After finding herself with a broken heart yet again, Penny decides to swear off boys (except the Beatles) until after high school, choosing instead to focus on herself and her girlfriends by creating The Lonely Hearts Club (so named after the Sgt. Peppers Lonely Hearts Club Band album). Penny couldn't be happier with her new found freedom, even if she is only a club of one. But word of Penny's new club spreads quickly among the girls of her school who are also eager to shed their boy-troubles and Penny quickly finds herself on the outs with nearly every boy, some particularly catty girls, and even her principal.
There were several things to love about Elizabeth Eulberg's debut novel The Lonely Hearts Club. First off, any novel that takes not only its title but several character names and a 'date' to a Beatles impersonators concert from the Fab Four cannot help but be entertaining. Additionally, I adore the lighthearted cover with its modern girly Abbey Road inspired cover. I also applaud Eulberg for creating some strong female characters who recognize the futility of centering their lives around the whims of immature males who go on to get good grades, join sports teams, and who understand the value of female friendship. Thank you for that.

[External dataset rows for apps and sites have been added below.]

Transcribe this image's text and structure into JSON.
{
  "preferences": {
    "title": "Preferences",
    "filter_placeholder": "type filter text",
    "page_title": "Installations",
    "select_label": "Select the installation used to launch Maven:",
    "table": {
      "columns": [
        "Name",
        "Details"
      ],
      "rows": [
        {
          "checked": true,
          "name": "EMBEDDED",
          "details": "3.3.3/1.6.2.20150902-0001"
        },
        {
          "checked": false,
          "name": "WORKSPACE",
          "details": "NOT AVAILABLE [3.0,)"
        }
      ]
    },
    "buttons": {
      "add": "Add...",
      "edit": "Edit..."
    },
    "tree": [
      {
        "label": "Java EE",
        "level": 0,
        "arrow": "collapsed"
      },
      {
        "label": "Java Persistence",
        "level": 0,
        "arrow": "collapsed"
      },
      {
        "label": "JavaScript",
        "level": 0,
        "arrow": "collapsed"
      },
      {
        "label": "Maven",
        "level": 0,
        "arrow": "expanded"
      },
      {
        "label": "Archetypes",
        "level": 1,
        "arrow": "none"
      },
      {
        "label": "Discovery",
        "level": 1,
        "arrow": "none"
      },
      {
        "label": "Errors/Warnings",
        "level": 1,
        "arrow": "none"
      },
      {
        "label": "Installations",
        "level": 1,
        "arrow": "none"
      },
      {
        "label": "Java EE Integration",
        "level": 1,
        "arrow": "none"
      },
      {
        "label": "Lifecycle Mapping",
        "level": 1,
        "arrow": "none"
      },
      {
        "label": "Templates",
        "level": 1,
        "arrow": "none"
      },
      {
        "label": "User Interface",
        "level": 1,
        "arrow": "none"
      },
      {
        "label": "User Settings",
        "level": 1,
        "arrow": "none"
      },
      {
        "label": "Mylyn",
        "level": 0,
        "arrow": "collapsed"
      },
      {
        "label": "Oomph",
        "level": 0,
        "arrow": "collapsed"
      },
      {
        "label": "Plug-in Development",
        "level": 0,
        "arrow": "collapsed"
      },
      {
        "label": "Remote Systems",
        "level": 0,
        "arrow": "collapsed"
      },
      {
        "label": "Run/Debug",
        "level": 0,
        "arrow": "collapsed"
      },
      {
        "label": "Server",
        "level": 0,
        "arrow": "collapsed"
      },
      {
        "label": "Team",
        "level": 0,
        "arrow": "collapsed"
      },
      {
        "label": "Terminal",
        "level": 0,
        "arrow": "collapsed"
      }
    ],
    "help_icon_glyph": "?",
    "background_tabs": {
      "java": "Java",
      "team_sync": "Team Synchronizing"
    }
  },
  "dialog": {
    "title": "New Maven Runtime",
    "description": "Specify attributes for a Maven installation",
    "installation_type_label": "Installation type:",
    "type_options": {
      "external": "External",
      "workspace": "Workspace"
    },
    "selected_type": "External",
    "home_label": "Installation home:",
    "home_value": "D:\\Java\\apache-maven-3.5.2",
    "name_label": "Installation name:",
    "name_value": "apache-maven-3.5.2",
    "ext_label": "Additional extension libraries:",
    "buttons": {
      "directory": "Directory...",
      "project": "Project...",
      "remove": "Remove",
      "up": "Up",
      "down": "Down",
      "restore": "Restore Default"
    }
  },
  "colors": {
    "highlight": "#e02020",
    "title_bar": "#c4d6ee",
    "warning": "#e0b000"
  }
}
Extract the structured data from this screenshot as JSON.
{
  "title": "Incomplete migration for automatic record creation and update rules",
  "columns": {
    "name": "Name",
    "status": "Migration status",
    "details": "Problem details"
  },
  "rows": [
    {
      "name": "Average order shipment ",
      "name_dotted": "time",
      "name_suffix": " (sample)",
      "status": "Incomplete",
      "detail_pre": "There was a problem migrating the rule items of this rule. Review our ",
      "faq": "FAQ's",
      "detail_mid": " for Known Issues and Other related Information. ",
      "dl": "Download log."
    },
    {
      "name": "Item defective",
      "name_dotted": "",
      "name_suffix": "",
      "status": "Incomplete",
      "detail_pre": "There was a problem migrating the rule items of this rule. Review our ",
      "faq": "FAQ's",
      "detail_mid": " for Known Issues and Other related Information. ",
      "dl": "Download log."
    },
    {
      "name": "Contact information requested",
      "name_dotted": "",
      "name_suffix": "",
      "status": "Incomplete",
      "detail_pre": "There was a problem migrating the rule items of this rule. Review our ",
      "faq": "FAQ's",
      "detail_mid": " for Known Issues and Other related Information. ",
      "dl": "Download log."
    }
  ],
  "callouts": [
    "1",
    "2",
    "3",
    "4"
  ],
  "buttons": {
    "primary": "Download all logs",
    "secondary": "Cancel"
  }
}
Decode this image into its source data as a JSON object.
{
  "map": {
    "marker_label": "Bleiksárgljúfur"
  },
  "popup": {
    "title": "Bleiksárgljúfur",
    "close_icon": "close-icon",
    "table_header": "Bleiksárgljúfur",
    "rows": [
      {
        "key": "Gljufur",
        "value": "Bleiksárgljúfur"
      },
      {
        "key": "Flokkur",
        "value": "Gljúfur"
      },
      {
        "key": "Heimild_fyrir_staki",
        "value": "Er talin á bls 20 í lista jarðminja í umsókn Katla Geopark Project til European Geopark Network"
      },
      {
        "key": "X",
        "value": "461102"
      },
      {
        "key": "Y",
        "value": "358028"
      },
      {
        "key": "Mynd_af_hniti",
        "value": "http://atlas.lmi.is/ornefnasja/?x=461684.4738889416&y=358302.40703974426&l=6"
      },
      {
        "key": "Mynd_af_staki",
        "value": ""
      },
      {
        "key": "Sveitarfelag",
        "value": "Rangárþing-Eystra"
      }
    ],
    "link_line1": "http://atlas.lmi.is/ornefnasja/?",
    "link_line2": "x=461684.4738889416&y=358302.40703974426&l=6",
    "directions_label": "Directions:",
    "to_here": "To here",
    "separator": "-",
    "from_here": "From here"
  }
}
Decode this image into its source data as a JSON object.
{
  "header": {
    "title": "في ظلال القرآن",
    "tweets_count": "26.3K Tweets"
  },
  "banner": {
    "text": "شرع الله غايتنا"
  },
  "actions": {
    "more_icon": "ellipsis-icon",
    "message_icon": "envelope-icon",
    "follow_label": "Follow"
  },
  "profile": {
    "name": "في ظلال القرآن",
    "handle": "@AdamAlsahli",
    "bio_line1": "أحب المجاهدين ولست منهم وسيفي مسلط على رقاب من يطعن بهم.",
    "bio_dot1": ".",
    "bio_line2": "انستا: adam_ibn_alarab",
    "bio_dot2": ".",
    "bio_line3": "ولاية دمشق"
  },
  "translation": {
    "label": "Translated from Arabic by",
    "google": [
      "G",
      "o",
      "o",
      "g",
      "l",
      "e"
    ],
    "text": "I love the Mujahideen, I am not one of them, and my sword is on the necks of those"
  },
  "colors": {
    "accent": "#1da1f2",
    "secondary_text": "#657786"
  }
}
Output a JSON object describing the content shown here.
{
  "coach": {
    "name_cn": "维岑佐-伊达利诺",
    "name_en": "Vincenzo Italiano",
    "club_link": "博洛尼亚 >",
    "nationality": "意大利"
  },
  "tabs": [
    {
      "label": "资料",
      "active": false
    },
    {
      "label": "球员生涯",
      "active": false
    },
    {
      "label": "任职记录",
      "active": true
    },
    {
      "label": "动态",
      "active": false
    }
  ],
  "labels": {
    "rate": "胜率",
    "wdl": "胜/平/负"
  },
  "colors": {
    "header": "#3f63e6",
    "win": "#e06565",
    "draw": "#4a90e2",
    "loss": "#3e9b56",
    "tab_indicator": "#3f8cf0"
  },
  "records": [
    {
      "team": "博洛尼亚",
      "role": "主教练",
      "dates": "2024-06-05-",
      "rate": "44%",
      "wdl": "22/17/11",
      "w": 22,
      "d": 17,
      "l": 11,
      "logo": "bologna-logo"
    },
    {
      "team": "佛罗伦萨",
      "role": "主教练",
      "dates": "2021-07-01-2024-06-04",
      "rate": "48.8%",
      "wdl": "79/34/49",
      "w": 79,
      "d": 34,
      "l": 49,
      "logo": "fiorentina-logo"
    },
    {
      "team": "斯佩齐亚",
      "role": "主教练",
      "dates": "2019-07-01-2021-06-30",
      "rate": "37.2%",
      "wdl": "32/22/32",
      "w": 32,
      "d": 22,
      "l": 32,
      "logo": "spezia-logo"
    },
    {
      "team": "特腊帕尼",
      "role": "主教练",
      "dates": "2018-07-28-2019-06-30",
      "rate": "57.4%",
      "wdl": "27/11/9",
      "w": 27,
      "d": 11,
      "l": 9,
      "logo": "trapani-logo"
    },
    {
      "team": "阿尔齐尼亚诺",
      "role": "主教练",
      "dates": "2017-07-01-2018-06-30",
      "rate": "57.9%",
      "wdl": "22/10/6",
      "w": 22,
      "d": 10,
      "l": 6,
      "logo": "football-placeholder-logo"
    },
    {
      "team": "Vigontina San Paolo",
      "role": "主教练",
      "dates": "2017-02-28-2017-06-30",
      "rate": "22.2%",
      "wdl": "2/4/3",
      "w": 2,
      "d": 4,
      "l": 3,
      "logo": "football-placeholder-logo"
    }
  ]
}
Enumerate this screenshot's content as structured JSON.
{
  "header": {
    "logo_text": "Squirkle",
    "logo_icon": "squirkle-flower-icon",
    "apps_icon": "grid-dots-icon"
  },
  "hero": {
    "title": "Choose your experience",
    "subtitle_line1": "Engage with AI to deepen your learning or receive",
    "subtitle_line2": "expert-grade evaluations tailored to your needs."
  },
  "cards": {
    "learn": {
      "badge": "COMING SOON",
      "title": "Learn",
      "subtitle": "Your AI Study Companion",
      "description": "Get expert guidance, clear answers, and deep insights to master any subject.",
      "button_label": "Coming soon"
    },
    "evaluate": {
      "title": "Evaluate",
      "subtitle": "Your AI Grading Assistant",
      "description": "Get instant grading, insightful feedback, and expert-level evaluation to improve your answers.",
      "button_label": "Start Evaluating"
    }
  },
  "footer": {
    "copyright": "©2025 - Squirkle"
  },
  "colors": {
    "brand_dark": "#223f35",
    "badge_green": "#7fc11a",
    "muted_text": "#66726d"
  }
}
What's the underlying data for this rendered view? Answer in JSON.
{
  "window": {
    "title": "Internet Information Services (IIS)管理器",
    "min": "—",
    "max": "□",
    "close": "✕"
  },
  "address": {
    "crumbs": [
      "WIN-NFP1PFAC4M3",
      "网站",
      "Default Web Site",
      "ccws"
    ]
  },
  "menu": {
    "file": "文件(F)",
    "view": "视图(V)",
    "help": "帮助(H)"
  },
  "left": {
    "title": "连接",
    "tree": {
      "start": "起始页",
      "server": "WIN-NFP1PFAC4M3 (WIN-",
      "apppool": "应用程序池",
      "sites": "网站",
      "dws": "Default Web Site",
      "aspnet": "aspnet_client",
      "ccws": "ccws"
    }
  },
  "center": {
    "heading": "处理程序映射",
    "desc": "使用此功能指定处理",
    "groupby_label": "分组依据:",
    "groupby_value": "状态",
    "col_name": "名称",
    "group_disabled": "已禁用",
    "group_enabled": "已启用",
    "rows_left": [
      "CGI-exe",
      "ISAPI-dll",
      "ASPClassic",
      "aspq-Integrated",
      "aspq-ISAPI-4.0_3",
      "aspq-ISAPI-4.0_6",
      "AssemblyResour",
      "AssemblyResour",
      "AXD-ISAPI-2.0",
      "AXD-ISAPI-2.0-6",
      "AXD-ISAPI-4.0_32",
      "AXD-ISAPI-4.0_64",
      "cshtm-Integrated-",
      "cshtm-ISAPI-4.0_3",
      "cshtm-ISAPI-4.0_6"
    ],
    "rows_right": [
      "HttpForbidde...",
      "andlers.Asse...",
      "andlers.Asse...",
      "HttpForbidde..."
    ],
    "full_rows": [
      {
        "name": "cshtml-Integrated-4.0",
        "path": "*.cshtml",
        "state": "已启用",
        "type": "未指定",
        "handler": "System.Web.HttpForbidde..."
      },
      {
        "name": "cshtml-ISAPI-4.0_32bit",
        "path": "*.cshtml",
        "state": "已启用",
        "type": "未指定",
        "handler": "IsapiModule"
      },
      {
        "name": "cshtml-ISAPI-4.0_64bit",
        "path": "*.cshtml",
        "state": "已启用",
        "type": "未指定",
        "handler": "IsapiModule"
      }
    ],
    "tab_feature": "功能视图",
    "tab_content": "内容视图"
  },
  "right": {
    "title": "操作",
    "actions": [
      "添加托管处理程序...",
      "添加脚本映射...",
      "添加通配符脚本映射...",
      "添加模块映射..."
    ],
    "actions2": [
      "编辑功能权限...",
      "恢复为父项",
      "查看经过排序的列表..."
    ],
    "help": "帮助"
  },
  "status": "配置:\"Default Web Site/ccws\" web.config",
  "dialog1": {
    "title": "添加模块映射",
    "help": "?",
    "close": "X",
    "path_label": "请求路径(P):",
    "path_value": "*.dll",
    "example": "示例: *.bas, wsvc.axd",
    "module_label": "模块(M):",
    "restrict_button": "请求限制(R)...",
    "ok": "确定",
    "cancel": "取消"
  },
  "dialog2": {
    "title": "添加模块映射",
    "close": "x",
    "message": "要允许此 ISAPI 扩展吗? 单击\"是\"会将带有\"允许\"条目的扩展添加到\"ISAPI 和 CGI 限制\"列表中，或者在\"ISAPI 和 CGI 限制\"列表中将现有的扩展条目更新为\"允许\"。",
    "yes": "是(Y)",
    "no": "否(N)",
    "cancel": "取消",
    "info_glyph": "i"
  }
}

As much as I enjoyed Penny and the girls, I often found myself wondering if The Lonely Hearts Club had been written about eight years ago after listening to Penny's best friend repeatedly say "what to the ev" (gag) or how the girls applied shimmer powder before going to party. Shimmer powder? Yeah, that kind of stopped happening with anyone over the age of 10 after 2006. And those are only a few small details. I had issues with the basically nonexistent parents who were essentially present only to lend Penny her Beatles infatuation and the unbelievably unsupportive Principal who would have been slapped with several lawsuits quicker than you can say "advanced placement." And as much as I was rooting for Penny, though many of her exchanges with friends could sometimes be described as light and fun, they were usually awkward and extremely after-school-special unrealistic. Which I found extremely sad since all the components for making The Lonely Hearts Club into something really entertaining were right there. In the end, Penny and her club just failed to turn it into something more than a predictable 90's sitcom.
Because Everyone Likes a Second Opinion:
Book Muncher review
The Book Smugglers review
The Compulsive Reader review
Lauren's Crammed Bookshelf review
Steph Su Reads review & interview
book source: Book Muncher giveaway